#### EXERCISE INPUTS

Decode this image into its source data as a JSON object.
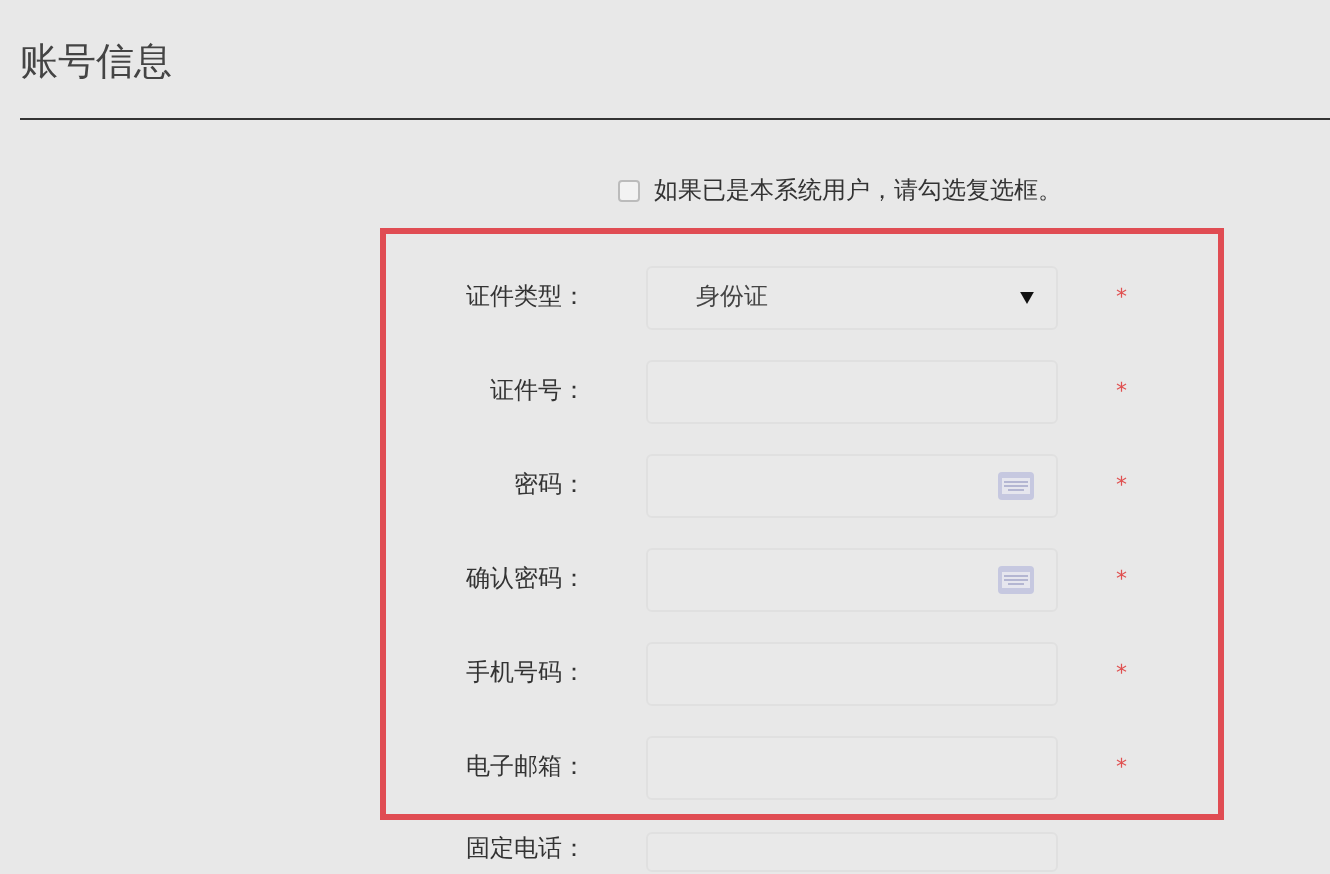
{
  "title": "账号信息",
  "existing_user": {
    "label": "如果已是本系统用户，请勾选复选框。",
    "checked": false
  },
  "highlighted_fields": [
    {
      "label": "证件类型：",
      "kind": "select",
      "value": "身份证",
      "required": true
    },
    {
      "label": "证件号：",
      "kind": "text",
      "required": true
    },
    {
      "label": "密码：",
      "kind": "password",
      "required": true
    },
    {
      "label": "确认密码：",
      "kind": "password",
      "required": true
    },
    {
      "label": "手机号码：",
      "kind": "text",
      "required": true
    },
    {
      "label": "电子邮箱：",
      "kind": "text",
      "required": true
    }
  ],
  "other_fields": [
    {
      "label": "固定电话：",
      "required": false
    }
  ],
  "required_mark": "*"
}
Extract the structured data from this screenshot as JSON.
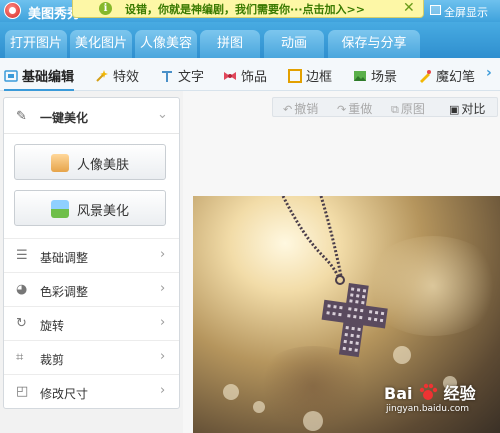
{
  "app": {
    "title": "美图秀秀",
    "fullscreen_label": "全屏显示"
  },
  "banner": {
    "text": "设错，你就是神编剧，我们需要你···点击加入>>",
    "close_glyph": "✕"
  },
  "main_tabs": [
    {
      "label": "打开图片",
      "active": false
    },
    {
      "label": "美化图片",
      "active": false
    },
    {
      "label": "人像美容",
      "active": false
    },
    {
      "label": "拼图",
      "active": false
    },
    {
      "label": "动画",
      "active": false
    },
    {
      "label": "保存与分享",
      "active": false
    }
  ],
  "sub_tabs": [
    {
      "label": "基础编辑",
      "icon": "edit-icon",
      "active": true
    },
    {
      "label": "特效",
      "icon": "effects-icon",
      "active": false
    },
    {
      "label": "文字",
      "icon": "text-icon",
      "active": false
    },
    {
      "label": "饰品",
      "icon": "accessory-icon",
      "active": false
    },
    {
      "label": "边框",
      "icon": "frame-icon",
      "active": false
    },
    {
      "label": "场景",
      "icon": "scene-icon",
      "active": false
    },
    {
      "label": "魔幻笔",
      "icon": "magic-pen-icon",
      "active": false
    }
  ],
  "edit_tools": {
    "undo": "撤销",
    "redo": "重做",
    "original": "原图",
    "compare": "对比"
  },
  "left_panel": {
    "one_key_label": "一键美化",
    "portrait_button": "人像美肤",
    "landscape_button": "风景美化",
    "menu": [
      {
        "label": "基础调整",
        "icon": "sliders-icon"
      },
      {
        "label": "色彩调整",
        "icon": "palette-icon"
      },
      {
        "label": "旋转",
        "icon": "rotate-icon"
      },
      {
        "label": "裁剪",
        "icon": "crop-icon"
      },
      {
        "label": "修改尺寸",
        "icon": "resize-icon"
      }
    ]
  },
  "watermark": {
    "brand_left": "Bai",
    "brand_right": "经验",
    "url": "jingyan.baidu.com"
  },
  "colors": {
    "titlebar": "#3fa2dc",
    "banner_bg": "#fdf7a6",
    "banner_text": "#3a7a00",
    "accent": "#3a9ad9"
  }
}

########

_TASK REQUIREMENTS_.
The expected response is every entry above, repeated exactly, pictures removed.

_SOLUTION FOR THIS EXERCISE_.
Decode this image into its source data as a JSON object.
{
  "title": "账号信息",
  "existing_user": {
    "label": "如果已是本系统用户，请勾选复选框。",
    "checked": false
  },
  "highlighted_fields": [
    {
      "label": "证件类型：",
      "kind": "select",
      "value": "身份证",
      "required": true
    },
    {
      "label": "证件号：",
      "kind": "text",
      "required": true
    },
    {
      "label": "密码：",
      "kind": "password",
      "required": true
    },
    {
      "label": "确认密码：",
      "kind": "password",
      "required": true
    },
    {
      "label": "手机号码：",
      "kind": "text",
      "required": true
    },
    {
      "label": "电子邮箱：",
      "kind": "text",
      "required": true
    }
  ],
  "other_fields": [
    {
      "label": "固定电话：",
      "required": false
    }
  ],
  "required_mark": "*"
}
Extract the structured data from this screenshot as JSON.
{
  "app": {
    "title": "美图秀秀",
    "fullscreen_label": "全屏显示"
  },
  "banner": {
    "text": "设错，你就是神编剧，我们需要你···点击加入>>",
    "close_glyph": "✕"
  },
  "main_tabs": [
    {
      "label": "打开图片",
      "active": false
    },
    {
      "label": "美化图片",
      "active": false
    },
    {
      "label": "人像美容",
      "active": false
    },
    {
      "label": "拼图",
      "active": false
    },
    {
      "label": "动画",
      "active": false
    },
    {
      "label": "保存与分享",
      "active": false
    }
  ],
  "sub_tabs": [
    {
      "label": "基础编辑",
      "icon": "edit-icon",
      "active": true
    },
    {
      "label": "特效",
      "icon": "effects-icon",
      "active": false
    },
    {
      "label": "文字",
      "icon": "text-icon",
      "active": false
    },
    {
      "label": "饰品",
      "icon": "accessory-icon",
      "active": false
    },
    {
      "label": "边框",
      "icon": "frame-icon",
      "active": false
    },
    {
      "label": "场景",
      "icon": "scene-icon",
      "active": false
    },
    {
      "label": "魔幻笔",
      "icon": "magic-pen-icon",
      "active": false
    }
  ],
  "edit_tools": {
    "undo": "撤销",
    "redo": "重做",
    "original": "原图",
    "compare": "对比"
  },
  "left_panel": {
    "one_key_label": "一键美化",
    "portrait_button": "人像美肤",
    "landscape_button": "风景美化",
    "menu": [
      {
        "label": "基础调整",
        "icon": "sliders-icon"
      },
      {
        "label": "色彩调整",
        "icon": "palette-icon"
      },
      {
        "label": "旋转",
        "icon": "rotate-icon"
      },
      {
        "label": "裁剪",
        "icon": "crop-icon"
      },
      {
        "label": "修改尺寸",
        "icon": "resize-icon"
      }
    ]
  },
  "watermark": {
    "brand_left": "Bai",
    "brand_right": "经验",
    "url": "jingyan.baidu.com"
  },
  "colors": {
    "titlebar": "#3fa2dc",
    "banner_bg": "#fdf7a6",
    "banner_text": "#3a7a00",
    "accent": "#3a9ad9"
  }
}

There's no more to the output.